→ YOUR TASK
Every entry must appear in the answer exactly as it does here.

→ WORKING DATA
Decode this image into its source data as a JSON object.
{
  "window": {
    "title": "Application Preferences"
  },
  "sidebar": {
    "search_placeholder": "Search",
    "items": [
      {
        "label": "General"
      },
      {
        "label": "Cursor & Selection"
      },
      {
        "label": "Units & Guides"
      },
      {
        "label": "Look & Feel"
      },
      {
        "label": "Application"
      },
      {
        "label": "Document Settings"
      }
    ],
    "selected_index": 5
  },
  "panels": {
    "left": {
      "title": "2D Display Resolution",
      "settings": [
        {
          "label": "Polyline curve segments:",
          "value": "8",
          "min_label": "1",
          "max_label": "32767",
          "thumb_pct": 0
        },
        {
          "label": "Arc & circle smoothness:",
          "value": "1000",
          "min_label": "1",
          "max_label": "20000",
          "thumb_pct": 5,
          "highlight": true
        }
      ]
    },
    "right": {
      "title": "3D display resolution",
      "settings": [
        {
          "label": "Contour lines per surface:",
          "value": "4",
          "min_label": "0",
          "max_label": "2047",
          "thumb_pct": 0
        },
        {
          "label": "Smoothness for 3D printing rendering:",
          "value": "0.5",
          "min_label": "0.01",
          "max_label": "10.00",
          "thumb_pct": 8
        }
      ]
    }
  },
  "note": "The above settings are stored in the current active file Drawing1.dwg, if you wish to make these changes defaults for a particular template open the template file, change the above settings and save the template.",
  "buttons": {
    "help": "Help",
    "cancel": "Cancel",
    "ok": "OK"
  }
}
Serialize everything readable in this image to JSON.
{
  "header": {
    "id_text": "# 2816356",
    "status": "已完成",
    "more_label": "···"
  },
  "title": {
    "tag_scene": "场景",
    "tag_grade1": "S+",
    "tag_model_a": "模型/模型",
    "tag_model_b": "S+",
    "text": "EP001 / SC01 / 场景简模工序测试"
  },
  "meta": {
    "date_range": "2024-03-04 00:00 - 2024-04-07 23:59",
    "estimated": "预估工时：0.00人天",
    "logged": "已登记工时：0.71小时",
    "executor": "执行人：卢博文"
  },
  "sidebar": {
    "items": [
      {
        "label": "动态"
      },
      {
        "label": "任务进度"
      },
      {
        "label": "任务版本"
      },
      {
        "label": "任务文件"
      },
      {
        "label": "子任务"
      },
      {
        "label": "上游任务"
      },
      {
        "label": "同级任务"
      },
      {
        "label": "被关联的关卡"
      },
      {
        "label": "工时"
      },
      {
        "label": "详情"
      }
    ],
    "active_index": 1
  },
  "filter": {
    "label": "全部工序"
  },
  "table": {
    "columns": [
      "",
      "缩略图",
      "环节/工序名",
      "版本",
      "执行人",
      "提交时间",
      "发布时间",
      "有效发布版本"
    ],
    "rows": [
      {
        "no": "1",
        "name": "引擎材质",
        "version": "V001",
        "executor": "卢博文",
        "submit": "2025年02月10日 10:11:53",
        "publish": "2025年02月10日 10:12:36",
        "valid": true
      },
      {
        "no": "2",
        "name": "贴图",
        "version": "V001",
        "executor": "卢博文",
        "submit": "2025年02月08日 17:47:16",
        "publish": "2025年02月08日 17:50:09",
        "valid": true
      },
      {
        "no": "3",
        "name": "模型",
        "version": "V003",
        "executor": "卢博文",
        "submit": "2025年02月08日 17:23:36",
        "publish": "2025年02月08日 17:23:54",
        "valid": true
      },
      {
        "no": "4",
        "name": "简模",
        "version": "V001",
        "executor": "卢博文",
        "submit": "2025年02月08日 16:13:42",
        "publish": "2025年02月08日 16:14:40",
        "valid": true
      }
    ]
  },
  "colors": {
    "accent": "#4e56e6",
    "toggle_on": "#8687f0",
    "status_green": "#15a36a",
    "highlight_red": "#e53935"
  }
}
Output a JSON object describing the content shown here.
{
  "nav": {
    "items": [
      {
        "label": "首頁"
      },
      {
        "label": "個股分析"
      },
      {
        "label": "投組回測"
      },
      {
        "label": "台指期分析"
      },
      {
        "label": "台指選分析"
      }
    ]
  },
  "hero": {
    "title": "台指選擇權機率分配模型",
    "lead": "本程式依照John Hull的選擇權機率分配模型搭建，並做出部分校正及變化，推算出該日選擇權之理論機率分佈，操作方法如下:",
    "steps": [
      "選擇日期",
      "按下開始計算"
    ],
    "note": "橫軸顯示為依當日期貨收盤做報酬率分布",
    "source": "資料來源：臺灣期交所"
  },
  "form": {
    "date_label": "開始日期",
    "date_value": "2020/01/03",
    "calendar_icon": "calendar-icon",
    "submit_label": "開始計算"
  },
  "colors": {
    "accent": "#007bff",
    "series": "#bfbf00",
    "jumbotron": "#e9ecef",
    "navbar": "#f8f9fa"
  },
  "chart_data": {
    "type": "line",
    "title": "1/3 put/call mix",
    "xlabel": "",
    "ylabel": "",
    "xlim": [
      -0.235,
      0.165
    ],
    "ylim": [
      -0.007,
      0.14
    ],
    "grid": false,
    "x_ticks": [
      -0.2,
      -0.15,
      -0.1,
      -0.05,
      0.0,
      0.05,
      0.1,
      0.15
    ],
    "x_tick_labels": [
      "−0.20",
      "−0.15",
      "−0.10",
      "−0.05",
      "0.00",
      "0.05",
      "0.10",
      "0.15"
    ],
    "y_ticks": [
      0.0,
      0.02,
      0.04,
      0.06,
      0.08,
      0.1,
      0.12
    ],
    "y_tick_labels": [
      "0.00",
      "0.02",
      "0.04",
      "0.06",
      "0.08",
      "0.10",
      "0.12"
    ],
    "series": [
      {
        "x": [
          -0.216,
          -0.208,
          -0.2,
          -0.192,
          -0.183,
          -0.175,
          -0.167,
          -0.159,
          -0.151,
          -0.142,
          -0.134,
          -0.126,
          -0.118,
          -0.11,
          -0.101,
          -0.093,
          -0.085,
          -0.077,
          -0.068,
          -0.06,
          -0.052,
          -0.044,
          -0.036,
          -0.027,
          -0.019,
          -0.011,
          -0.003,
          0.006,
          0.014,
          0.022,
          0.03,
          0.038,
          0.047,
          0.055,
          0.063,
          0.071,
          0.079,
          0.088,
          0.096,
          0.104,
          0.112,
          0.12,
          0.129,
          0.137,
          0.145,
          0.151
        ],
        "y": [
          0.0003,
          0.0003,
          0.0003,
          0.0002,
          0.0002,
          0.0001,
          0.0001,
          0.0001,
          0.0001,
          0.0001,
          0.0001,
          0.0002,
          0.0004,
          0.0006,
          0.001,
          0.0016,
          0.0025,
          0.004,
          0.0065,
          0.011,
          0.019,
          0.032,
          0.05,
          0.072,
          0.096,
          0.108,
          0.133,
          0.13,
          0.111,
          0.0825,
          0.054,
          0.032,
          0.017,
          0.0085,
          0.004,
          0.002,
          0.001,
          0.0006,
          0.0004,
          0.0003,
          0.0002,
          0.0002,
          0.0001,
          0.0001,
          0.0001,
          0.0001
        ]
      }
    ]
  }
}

→ TASK RESPONSE
Decode this image into its source data as a JSON object.
{
  "window": {
    "title": "Application Preferences"
  },
  "sidebar": {
    "search_placeholder": "Search",
    "items": [
      {
        "label": "General"
      },
      {
        "label": "Cursor & Selection"
      },
      {
        "label": "Units & Guides"
      },
      {
        "label": "Look & Feel"
      },
      {
        "label": "Application"
      },
      {
        "label": "Document Settings"
      }
    ],
    "selected_index": 5
  },
  "panels": {
    "left": {
      "title": "2D Display Resolution",
      "settings": [
        {
          "label": "Polyline curve segments:",
          "value": "8",
          "min_label": "1",
          "max_label": "32767",
          "thumb_pct": 0
        },
        {
          "label": "Arc & circle smoothness:",
          "value": "1000",
          "min_label": "1",
          "max_label": "20000",
          "thumb_pct": 5,
          "highlight": true
        }
      ]
    },
    "right": {
      "title": "3D display resolution",
      "settings": [
        {
          "label": "Contour lines per surface:",
          "value": "4",
          "min_label": "0",
          "max_label": "2047",
          "thumb_pct": 0
        },
        {
          "label": "Smoothness for 3D printing rendering:",
          "value": "0.5",
          "min_label": "0.01",
          "max_label": "10.00",
          "thumb_pct": 8
        }
      ]
    }
  },
  "note": "The above settings are stored in the current active file Drawing1.dwg, if you wish to make these changes defaults for a particular template open the template file, change the above settings and save the template.",
  "buttons": {
    "help": "Help",
    "cancel": "Cancel",
    "ok": "OK"
  }
}
Serialize everything readable in this image to JSON.
{
  "header": {
    "id_text": "# 2816356",
    "status": "已完成",
    "more_label": "···"
  },
  "title": {
    "tag_scene": "场景",
    "tag_grade1": "S+",
    "tag_model_a": "模型/模型",
    "tag_model_b": "S+",
    "text": "EP001 / SC01 / 场景简模工序测试"
  },
  "meta": {
    "date_range": "2024-03-04 00:00 - 2024-04-07 23:59",
    "estimated": "预估工时：0.00人天",
    "logged": "已登记工时：0.71小时",
    "executor": "执行人：卢博文"
  },
  "sidebar": {
    "items": [
      {
        "label": "动态"
      },
      {
        "label": "任务进度"
      },
      {
        "label": "任务版本"
      },
      {
        "label": "任务文件"
      },
      {
        "label": "子任务"
      },
      {
        "label": "上游任务"
      },
      {
        "label": "同级任务"
      },
      {
        "label": "被关联的关卡"
      },
      {
        "label": "工时"
      },
      {
        "label": "详情"
      }
    ],
    "active_index": 1
  },
  "filter": {
    "label": "全部工序"
  },
  "table": {
    "columns": [
      "",
      "缩略图",
      "环节/工序名",
      "版本",
      "执行人",
      "提交时间",
      "发布时间",
      "有效发布版本"
    ],
    "rows": [
      {
        "no": "1",
        "name": "引擎材质",
        "version": "V001",
        "executor": "卢博文",
        "submit": "2025年02月10日 10:11:53",
        "publish": "2025年02月10日 10:12:36",
        "valid": true
      },
      {
        "no": "2",
        "name": "贴图",
        "version": "V001",
        "executor": "卢博文",
        "submit": "2025年02月08日 17:47:16",
        "publish": "2025年02月08日 17:50:09",
        "valid": true
      },
      {
        "no": "3",
        "name": "模型",
        "version": "V003",
        "executor": "卢博文",
        "submit": "2025年02月08日 17:23:36",
        "publish": "2025年02月08日 17:23:54",
        "valid": true
      },
      {
        "no": "4",
        "name": "简模",
        "version": "V001",
        "executor": "卢博文",
        "submit": "2025年02月08日 16:13:42",
        "publish": "2025年02月08日 16:14:40",
        "valid": true
      }
    ]
  },
  "colors": {
    "accent": "#4e56e6",
    "toggle_on": "#8687f0",
    "status_green": "#15a36a",
    "highlight_red": "#e53935"
  }
}
Output a JSON object describing the content shown here.
{
  "nav": {
    "items": [
      {
        "label": "首頁"
      },
      {
        "label": "個股分析"
      },
      {
        "label": "投組回測"
      },
      {
        "label": "台指期分析"
      },
      {
        "label": "台指選分析"
      }
    ]
  },
  "hero": {
    "title": "台指選擇權機率分配模型",
    "lead": "本程式依照John Hull的選擇權機率分配模型搭建，並做出部分校正及變化，推算出該日選擇權之理論機率分佈，操作方法如下:",
    "steps": [
      "選擇日期",
      "按下開始計算"
    ],
    "note": "橫軸顯示為依當日期貨收盤做報酬率分布",
    "source": "資料來源：臺灣期交所"
  },
  "form": {
    "date_label": "開始日期",
    "date_value": "2020/01/03",
    "calendar_icon": "calendar-icon",
    "submit_label": "開始計算"
  },
  "colors": {
    "accent": "#007bff",
    "series": "#bfbf00",
    "jumbotron": "#e9ecef",
    "navbar": "#f8f9fa"
  },
  "chart_data": {
    "type": "line",
    "title": "1/3 put/call mix",
    "xlabel": "",
    "ylabel": "",
    "xlim": [
      -0.235,
      0.165
    ],
    "ylim": [
      -0.007,
      0.14
    ],
    "grid": false,
    "x_ticks": [
      -0.2,
      -0.15,
      -0.1,
      -0.05,
      0.0,
      0.05,
      0.1,
      0.15
    ],
    "x_tick_labels": [
      "−0.20",
      "−0.15",
      "−0.10",
      "−0.05",
      "0.00",
      "0.05",
      "0.10",
      "0.15"
    ],
    "y_ticks": [
      0.0,
      0.02,
      0.04,
      0.06,
      0.08,
      0.1,
      0.12
    ],
    "y_tick_labels": [
      "0.00",
      "0.02",
      "0.04",
      "0.06",
      "0.08",
      "0.10",
      "0.12"
    ],
    "series": [
      {
        "x": [
          -0.216,
          -0.208,
          -0.2,
          -0.192,
          -0.183,
          -0.175,
          -0.167,
          -0.159,
          -0.151,
          -0.142,
          -0.134,
          -0.126,
          -0.118,
          -0.11,
          -0.101,
          -0.093,
          -0.085,
          -0.077,
          -0.068,
          -0.06,
          -0.052,
          -0.044,
          -0.036,
          -0.027,
          -0.019,
          -0.011,
          -0.003,
          0.006,
          0.014,
          0.022,
          0.03,
          0.038,
          0.047,
          0.055,
          0.063,
          0.071,
          0.079,
          0.088,
          0.096,
          0.104,
          0.112,
          0.12,
          0.129,
          0.137,
          0.145,
          0.151
        ],
        "y": [
          0.0003,
          0.0003,
          0.0003,
          0.0002,
          0.0002,
          0.0001,
          0.0001,
          0.0001,
          0.0001,
          0.0001,
          0.0001,
          0.0002,
          0.0004,
          0.0006,
          0.001,
          0.0016,
          0.0025,
          0.004,
          0.0065,
          0.011,
          0.019,
          0.032,
          0.05,
          0.072,
          0.096,
          0.108,
          0.133,
          0.13,
          0.111,
          0.0825,
          0.054,
          0.032,
          0.017,
          0.0085,
          0.004,
          0.002,
          0.001,
          0.0006,
          0.0004,
          0.0003,
          0.0002,
          0.0002,
          0.0001,
          0.0001,
          0.0001,
          0.0001
        ]
      }
    ]
  }
}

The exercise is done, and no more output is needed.